The two armies encountered one another on the morning of 14 October. Once again, luck seemed to be against William, with he and his men situated at the bottom of a steep hill. This gradient only really becomes visible once you’ve made it a certain way around the site.
At the top of the ridge, King Harold and the Anglo-Saxon army entrenched themselves, standing many ranks deep, shoulder-to-shoulder, and behind a wall of shields that made them seem impregnable. As battle commenced, one account said that the English ‘drove back those who dared to attack them with drawn swords’. For Duke William, the situation seemed bleak.
Today, only the odd life-sized wooden soldier can be seen dotted about the battlefield, some of which are inexplicably grinning. Although they are themselves heavily outnumbered by sheep.
But on that afternoon nearly a millennium ago, the field would have been a maelstrom of chaos. And within that chaos, things seemed to be going terribly for the Normans. For hours, their attacks were pushed back, and eventually a rumour spread that William had been killed.
The English, believing the battle won, then made a fatal mistake. They charged down the hill, expecting to finish the Normans off, but in doing so they threw away their crucial, geographical advantage.
Meanwhile, William responded to the rumours of his demise by removing his helmet and proclaiming himself alive. After rallying his men, they went on to defeat the now scattered and disorganised English.
The Bayeux Tapestry, a rare visual depiction of the battle, famously depicts King Harold being killed by an arrow through his eye. This is a slightly peculiar take on a violent regicide. Other accounts suggest he was hacked to death by a dedicated killing squad personally overseen by William.
And with their king’s death, the English lost their leader and their will to keep fighting. By the day’s end, this now serene and peaceful place ‘was covered with the flower of English nobility and youth, drenched in blood’.

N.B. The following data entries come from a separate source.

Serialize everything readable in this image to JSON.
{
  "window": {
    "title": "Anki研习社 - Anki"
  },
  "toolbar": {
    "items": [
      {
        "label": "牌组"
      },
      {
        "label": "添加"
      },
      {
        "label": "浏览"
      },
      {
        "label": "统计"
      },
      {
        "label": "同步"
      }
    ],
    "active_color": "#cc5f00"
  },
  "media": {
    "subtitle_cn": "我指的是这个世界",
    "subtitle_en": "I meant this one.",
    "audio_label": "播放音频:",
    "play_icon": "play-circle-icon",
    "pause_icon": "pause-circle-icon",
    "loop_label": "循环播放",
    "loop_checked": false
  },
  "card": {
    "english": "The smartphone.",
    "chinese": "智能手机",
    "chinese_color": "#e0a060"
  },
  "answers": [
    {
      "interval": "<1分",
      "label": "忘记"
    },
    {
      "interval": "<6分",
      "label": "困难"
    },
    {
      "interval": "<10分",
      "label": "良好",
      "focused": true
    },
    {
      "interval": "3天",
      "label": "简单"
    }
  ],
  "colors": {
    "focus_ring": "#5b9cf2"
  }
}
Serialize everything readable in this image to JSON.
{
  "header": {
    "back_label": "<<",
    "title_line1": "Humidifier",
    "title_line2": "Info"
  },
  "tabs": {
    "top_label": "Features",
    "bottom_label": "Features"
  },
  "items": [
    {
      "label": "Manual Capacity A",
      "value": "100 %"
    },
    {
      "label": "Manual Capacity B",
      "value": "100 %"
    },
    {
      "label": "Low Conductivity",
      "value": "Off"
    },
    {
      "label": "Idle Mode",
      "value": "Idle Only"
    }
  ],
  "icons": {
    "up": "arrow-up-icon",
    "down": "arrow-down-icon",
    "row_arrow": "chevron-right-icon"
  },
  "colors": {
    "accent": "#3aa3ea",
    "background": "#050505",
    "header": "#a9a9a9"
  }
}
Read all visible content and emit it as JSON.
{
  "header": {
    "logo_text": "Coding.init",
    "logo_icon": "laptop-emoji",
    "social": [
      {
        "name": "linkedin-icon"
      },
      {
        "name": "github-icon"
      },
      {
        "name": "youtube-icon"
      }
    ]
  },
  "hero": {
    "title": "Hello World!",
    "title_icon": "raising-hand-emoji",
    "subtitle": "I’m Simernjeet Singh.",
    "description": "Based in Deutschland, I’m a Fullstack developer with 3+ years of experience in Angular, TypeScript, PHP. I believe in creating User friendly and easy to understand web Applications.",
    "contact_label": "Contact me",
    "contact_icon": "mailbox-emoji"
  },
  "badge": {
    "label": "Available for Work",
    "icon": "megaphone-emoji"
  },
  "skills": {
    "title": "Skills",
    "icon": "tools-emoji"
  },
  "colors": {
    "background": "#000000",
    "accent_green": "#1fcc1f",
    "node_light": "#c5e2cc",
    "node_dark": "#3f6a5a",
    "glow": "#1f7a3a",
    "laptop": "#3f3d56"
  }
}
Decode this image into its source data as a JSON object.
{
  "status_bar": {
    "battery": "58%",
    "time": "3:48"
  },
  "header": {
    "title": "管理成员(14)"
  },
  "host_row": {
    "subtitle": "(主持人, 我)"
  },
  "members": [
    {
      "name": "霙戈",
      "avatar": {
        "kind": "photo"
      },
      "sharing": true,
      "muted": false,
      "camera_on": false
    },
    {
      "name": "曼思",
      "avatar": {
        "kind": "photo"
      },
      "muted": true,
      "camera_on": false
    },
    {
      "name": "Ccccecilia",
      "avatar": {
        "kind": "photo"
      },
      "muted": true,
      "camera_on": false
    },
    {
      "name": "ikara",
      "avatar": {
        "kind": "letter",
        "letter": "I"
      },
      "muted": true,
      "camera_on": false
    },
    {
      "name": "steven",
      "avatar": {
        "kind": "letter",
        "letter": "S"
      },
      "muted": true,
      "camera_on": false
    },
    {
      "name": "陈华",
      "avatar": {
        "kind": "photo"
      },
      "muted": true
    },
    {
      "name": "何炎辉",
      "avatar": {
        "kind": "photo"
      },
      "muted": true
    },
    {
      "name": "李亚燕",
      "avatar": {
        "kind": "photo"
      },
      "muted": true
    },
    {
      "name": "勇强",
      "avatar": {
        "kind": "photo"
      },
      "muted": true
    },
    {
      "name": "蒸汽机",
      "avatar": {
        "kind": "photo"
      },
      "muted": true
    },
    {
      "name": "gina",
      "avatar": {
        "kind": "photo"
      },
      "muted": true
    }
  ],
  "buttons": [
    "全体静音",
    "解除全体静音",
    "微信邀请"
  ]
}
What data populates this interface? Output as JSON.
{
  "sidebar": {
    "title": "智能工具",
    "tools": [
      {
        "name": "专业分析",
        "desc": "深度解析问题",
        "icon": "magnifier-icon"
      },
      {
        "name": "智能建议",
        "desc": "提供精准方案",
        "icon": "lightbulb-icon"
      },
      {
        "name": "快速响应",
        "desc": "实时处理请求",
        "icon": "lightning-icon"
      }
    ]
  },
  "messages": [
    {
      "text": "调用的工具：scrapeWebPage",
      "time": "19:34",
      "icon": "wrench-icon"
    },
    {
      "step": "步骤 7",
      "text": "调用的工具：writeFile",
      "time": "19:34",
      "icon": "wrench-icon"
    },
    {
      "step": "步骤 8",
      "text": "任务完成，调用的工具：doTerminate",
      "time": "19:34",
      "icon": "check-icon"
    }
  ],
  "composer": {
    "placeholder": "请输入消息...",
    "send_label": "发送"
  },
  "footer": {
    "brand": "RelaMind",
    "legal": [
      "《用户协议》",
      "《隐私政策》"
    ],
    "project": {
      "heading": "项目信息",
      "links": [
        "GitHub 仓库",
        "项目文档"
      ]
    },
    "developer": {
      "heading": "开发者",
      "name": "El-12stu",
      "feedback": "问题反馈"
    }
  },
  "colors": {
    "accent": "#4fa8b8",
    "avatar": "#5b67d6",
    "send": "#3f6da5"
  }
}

On Christmas Day 1066, the English got their third king in less than a year, when William was crowned in Westminster Abbey. But Hastings alone had neither completed nor stabilised the Norman Conquest.
The new monarch was forced to spend many years stamping out further uprisings by a people who resented his violent arrival and the loss of power that came with it. And at any moment, foreign forces could have done to William what Tostig and Hardrada had earlier done to Harold – invade from overseas.
William therefore had a nightmare of a national security question. His attempts to deal with it reached their bloody apotheosis in the Harrying of the North: a Nero Decree of its own time, by which the King’s army, through widespread destruction, made swathes of England uninhabitable, and thus impossible to invade.
And through the Domesday Book, a mixture of charter and census, the King collated extensive data on his newly conquered subjects. The information would prove invaluable if any of them thought to rebel.
England’s first Norman king lived until 1087, his death aged 59 provoking yet another succession crisis. But despite the brutality that characterised his reign, there is evidence of a remorseful side to this king. Not least Battle Abbey itself, built on William’s orders as ‘penance’ for the blood spilt that day.
Another tyrant, Henry VIII, came along and demolished it a few hundred years later. But not completely: there are still many ruins to explore. Coupled with the battlefield itself, the site makes for a fascinating visit.
Battle proves what is so often said, that in order to understand history you have to walk the ground on which it unfolded.
1066 Battle of Hastings, Abbey, and Battlefield
Open 10am-5pm daily
High Street, Battle, East Sussex, TN33 0AE
+44 (0) 370 333 1181